According to Brooking, one of the reasons people from think tanks are so loud online right now is because something typically dry and academic has suddenly become very real and visceral. “There is a difference between debating at a think tank roundtable about nuclear arms policy while eating cardboard sandwiches and seeing the murders of thousands of people in real time and wanting to use all the instruments of American power to try to save lives,” he said. “I think that’s a noble goal, but it creates a real tension when some of the people calling for drastic intervention are the same people who are charged with contextualizing and explaining public policy to the American people.”
The next type of armchair general is the pundit turned war blogger. These are the journalists who typically write about the economy, technology, or cultural issues who have pivoted to covering the war in Ukraine because it’s a trending topic. It’s this desire to chase traffic and be part of the discourse that leads people like Bloomberg opinion writer and economics expert to write sentences that start “Nuclear winter would be very bad, but…”
“You have all these people picking up a new vocabulary, which at first glance, makes it seem like they’re experts, but they’re basically emulating and copying people whose full time job is following a particular event,” Brooking said. “There is a creep of the language of expertise. You saw this exhaustively during COVID-19.”
The third tier is the anonymous shitposter, the extremely online dad-type who is just trying to keep up with the flood of information and inform his 500 followers about tank movements near Kharkiv. What do they know? Not much, but they’re going to post about it.
Jeffrey Lewis, a nuclear policy and nonproliferation expert, professor at Middlebury Institute, and prolific shitposter, has also noticed an uptick in armchair generals online. Because nukes are his focus, he’s seen a lot of people he feels should know better advocating for nuclear war.
For Lewis, he thinks the behavior comes down to three things. “I am really shocked by how little people seem to know about the past,” he said. For some, the stark realities of a nuclear exchange are new information. But millions of people lived through close calls and scares of the past 75 years. There are people in power right now who grew up learning to duck and cover under their school desk as a guard against Armageddon. “There’s a lot of selectivity in what we choose to learn and remember and what lessons we apply.”

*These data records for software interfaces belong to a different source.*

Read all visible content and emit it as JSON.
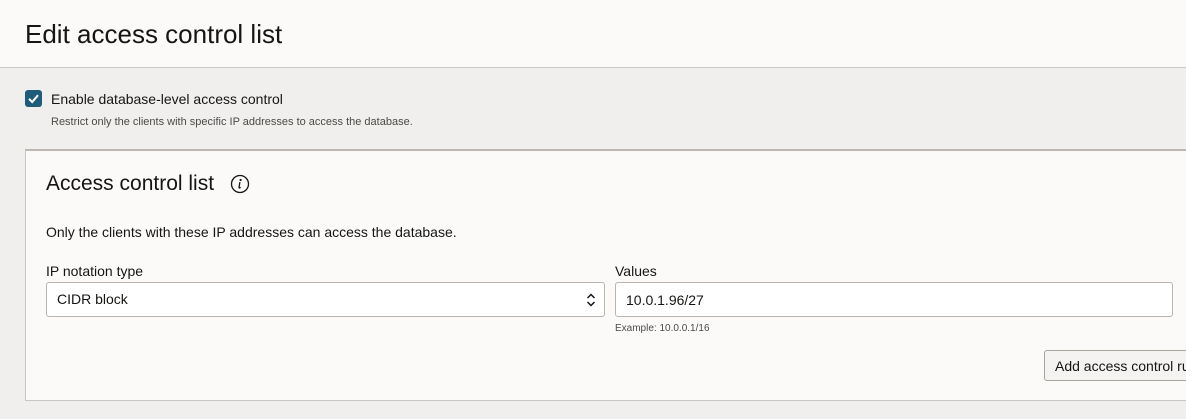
{
  "header": {
    "title": "Edit access control list"
  },
  "enable_access_control": {
    "checked": true,
    "label": "Enable database-level access control",
    "help": "Restrict only the clients with specific IP addresses to access the database."
  },
  "acl_panel": {
    "title": "Access control list",
    "info_icon": "info-icon",
    "description": "Only the clients with these IP addresses can access the database.",
    "ip_notation": {
      "label": "IP notation type",
      "value": "CIDR block"
    },
    "values": {
      "label": "Values",
      "value": "10.0.1.96/27",
      "hint": "Example: 10.0.0.1/16"
    },
    "add_button_label": "Add access control rule"
  },
  "colors": {
    "checkbox": "#1f5c7a",
    "background": "#f1efed",
    "panel": "#fbfaf8"
  }
}
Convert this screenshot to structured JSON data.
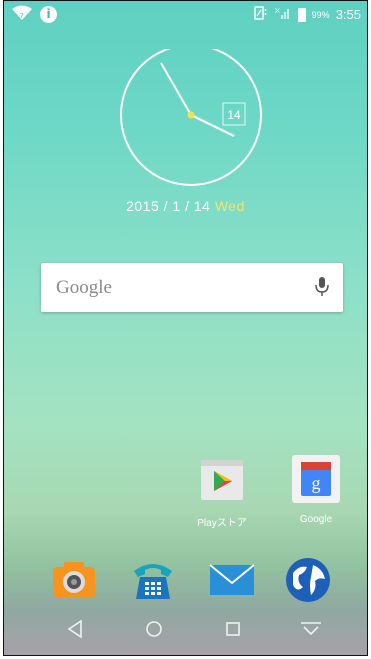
{
  "status_bar": {
    "time": "3:55",
    "battery_percent": "99%",
    "icons": [
      "wifi-icon",
      "info-icon",
      "sim-icon",
      "no-signal-icon",
      "battery-icon"
    ]
  },
  "clock_widget": {
    "day_number": "14",
    "date_text": "2015 / 1 / 14",
    "weekday": "Wed",
    "time_shown": "3:55"
  },
  "search_bar": {
    "label": "Google",
    "icon": "mic-icon"
  },
  "home_apps": [
    {
      "label": "Playストア",
      "icon": "play-store-icon"
    },
    {
      "label": "Google",
      "icon": "google-folder-icon"
    }
  ],
  "dock": [
    {
      "icon": "camera-icon"
    },
    {
      "icon": "phone-icon"
    },
    {
      "icon": "mail-icon"
    },
    {
      "icon": "browser-globe-icon"
    }
  ],
  "nav_bar": [
    "back-icon",
    "home-icon",
    "recents-icon",
    "notification-pull-icon"
  ],
  "colors": {
    "accent_date": "#f4e46a",
    "clock_center": "#f2e24a",
    "wallpaper_top": "#5fd0c2",
    "wallpaper_bottom": "#a7a1a8"
  }
}
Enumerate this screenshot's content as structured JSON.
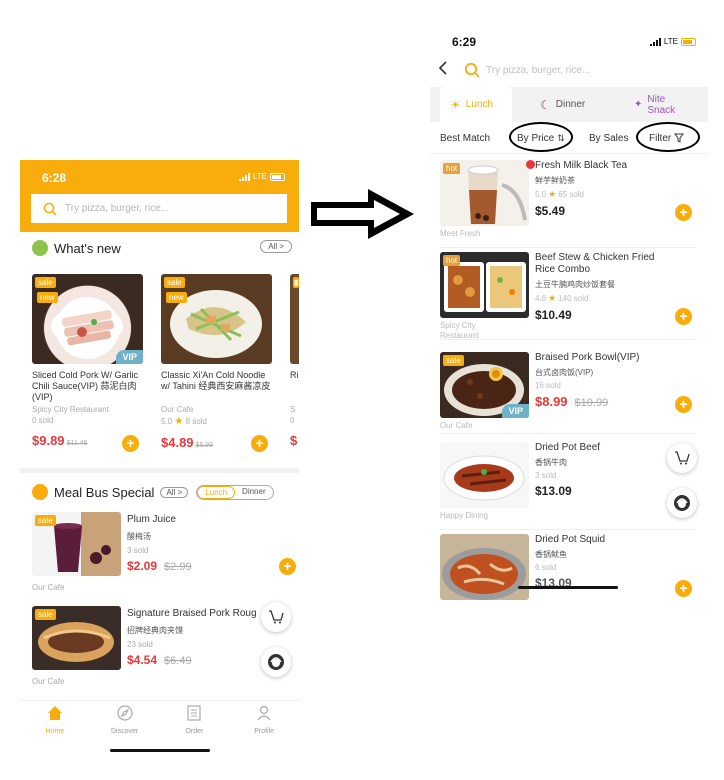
{
  "left": {
    "time": "6:28",
    "carrier": "LTE",
    "search_placeholder": "Try pizza, burger, rice...",
    "whats_new": {
      "title": "What's new",
      "all_label": "All >",
      "cards": [
        {
          "sale": "sale",
          "new": "new",
          "vip": "VIP",
          "name": "Sliced Cold Pork W/ Garlic Chili Sauce(VIP) 蒜泥白肉(VIP)",
          "restaurant": "Spicy City Restaurant",
          "stats": "0 sold",
          "price": "$9.89",
          "old_price": "$11.46"
        },
        {
          "sale": "sale",
          "new": "new",
          "name": "Classic Xi'An Cold Noodle w/ Tahini 经典西安麻酱凉皮",
          "restaurant": "Our Cafe",
          "rating": "5.0",
          "stats": "8 sold",
          "price": "$4.89",
          "old_price": "$5.99"
        },
        {
          "name": "Ri W 麋",
          "restaurant": "S",
          "stats": "0",
          "price": "$"
        }
      ]
    },
    "meal_bus": {
      "title": "Meal Bus Special",
      "all_label": "All >",
      "toggle": [
        "Lunch",
        "Dinner"
      ],
      "items": [
        {
          "sale": "sale",
          "name": "Plum Juice",
          "cn": "酸梅汤",
          "sold": "3 sold",
          "price": "$2.09",
          "old_price": "$2.99",
          "restaurant": "Our Cafe"
        },
        {
          "sale": "sale",
          "name": "Signature Braised Pork Roug",
          "cn": "招牌经典肉夹馍",
          "sold": "23 sold",
          "price": "$4.54",
          "old_price": "$6.49",
          "restaurant": "Our Cafe"
        }
      ]
    },
    "tabs": [
      {
        "label": "Home",
        "icon": "home-icon"
      },
      {
        "label": "Discover",
        "icon": "compass-icon"
      },
      {
        "label": "Order",
        "icon": "order-list-icon"
      },
      {
        "label": "Profile",
        "icon": "person-icon"
      }
    ]
  },
  "right": {
    "time": "6:29",
    "carrier": "LTE",
    "search_placeholder": "Try pizza, burger, rice...",
    "meal_tabs": [
      "Lunch",
      "Dinner",
      "Nite Snack"
    ],
    "sort": {
      "best_match": "Best Match",
      "by_price": "By Price",
      "by_sales": "By Sales",
      "filter": "Filter"
    },
    "items": [
      {
        "badge": "hot",
        "name": "Fresh Milk Black Tea",
        "cn": "鲜芋鲜奶茶",
        "rating": "5.0",
        "sold": "65 sold",
        "price": "$5.49",
        "restaurant": "Meet Fresh"
      },
      {
        "badge": "hot",
        "name": "Beef Stew & Chicken Fried Rice Combo",
        "cn": "土豆牛腩鸡肉炒饭套餐",
        "rating": "4.8",
        "sold": "140 sold",
        "price": "$10.49",
        "restaurant": "Spicy City Restaurant"
      },
      {
        "badge": "sale",
        "vip": "VIP",
        "name": "Braised Pork Bowl(VIP)",
        "cn": "台式卤肉饭(VIP)",
        "sold": "16 sold",
        "price": "$8.99",
        "old_price": "$10.99",
        "restaurant": "Our Cafe"
      },
      {
        "name": "Dried Pot Beef",
        "cn": "香锅牛肉",
        "sold": "3 sold",
        "price": "$13.09",
        "restaurant": "Happy Dining"
      },
      {
        "name": "Dried Pot Squid",
        "cn": "香锅鱿鱼",
        "sold": "6 sold",
        "price": "$13.09"
      }
    ]
  },
  "colors": {
    "brand": "#f9ad0d",
    "price_red": "#e8383a",
    "dinner_icon": "#c0392b",
    "nite_snack": "#9b59b6"
  }
}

Lewis also blamed aspects of the internet. He noted that it’s incredibly easy to build an information bubble around yourself that reinforces your preexisting beliefs. He also said that, in the past, a person with mildly contrarian beliefs could share them in public and it was hard to determine their veracity.

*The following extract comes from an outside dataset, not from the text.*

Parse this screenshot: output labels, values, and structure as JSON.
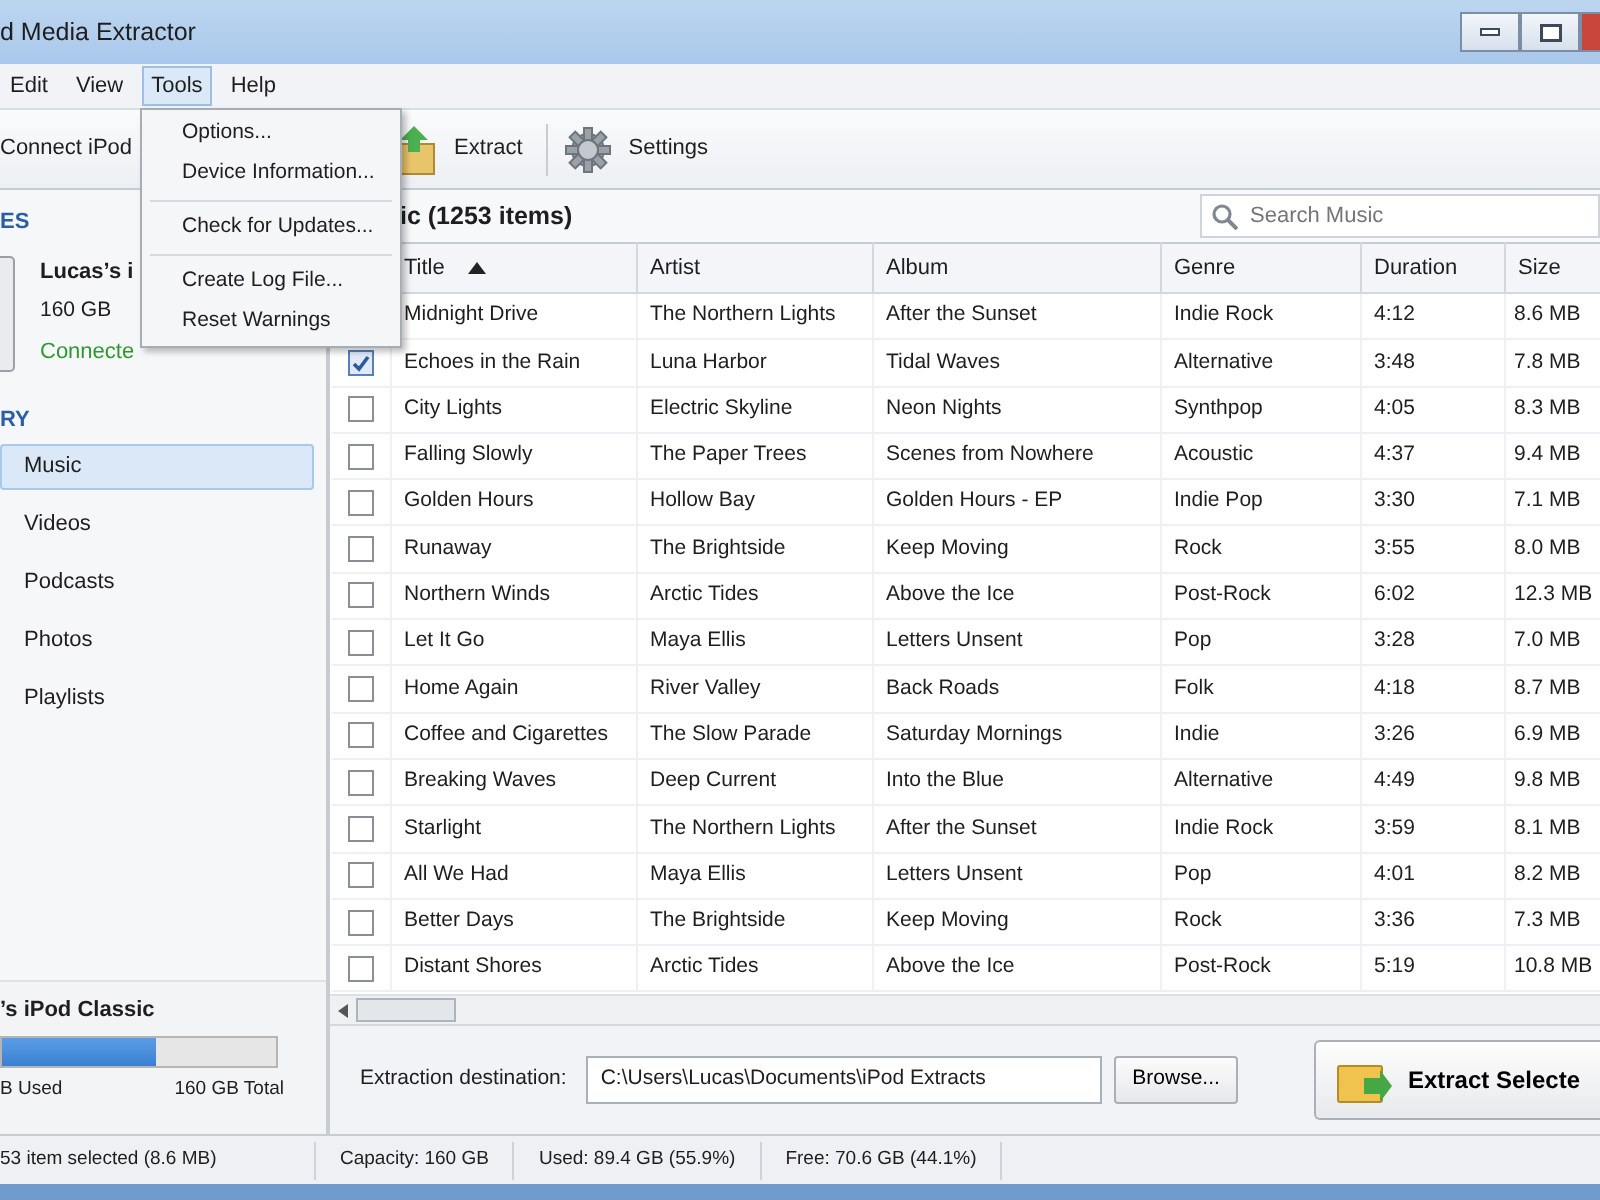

“Now, there’s plenty of information and so when you interact with these people and they refuse to accept the enormous amount of information easily available at their fingertips, they cease being charming contrarians and start to seem like destructive trolls,” he said. “And I think that’s changed how we look at those people in our community. It’s hard to even believe this person is engaging in good faith because 10 minutes on Wikipedia would solve this problem.”
If you’re reading stuff like this from people like Rod Dreher and it’s making you nervous, just don’t engage. There’s a million clowns on the internet right now posting through a land war in Europe. The scary truth is that, despite a wealth of satellite imagery and constant feedback from the front, it can be hard to tell what’s going on and impossible to know how things will turn out. Pay attention to the journalists on the ground and the people living in the war zone.
Everything else is just posting.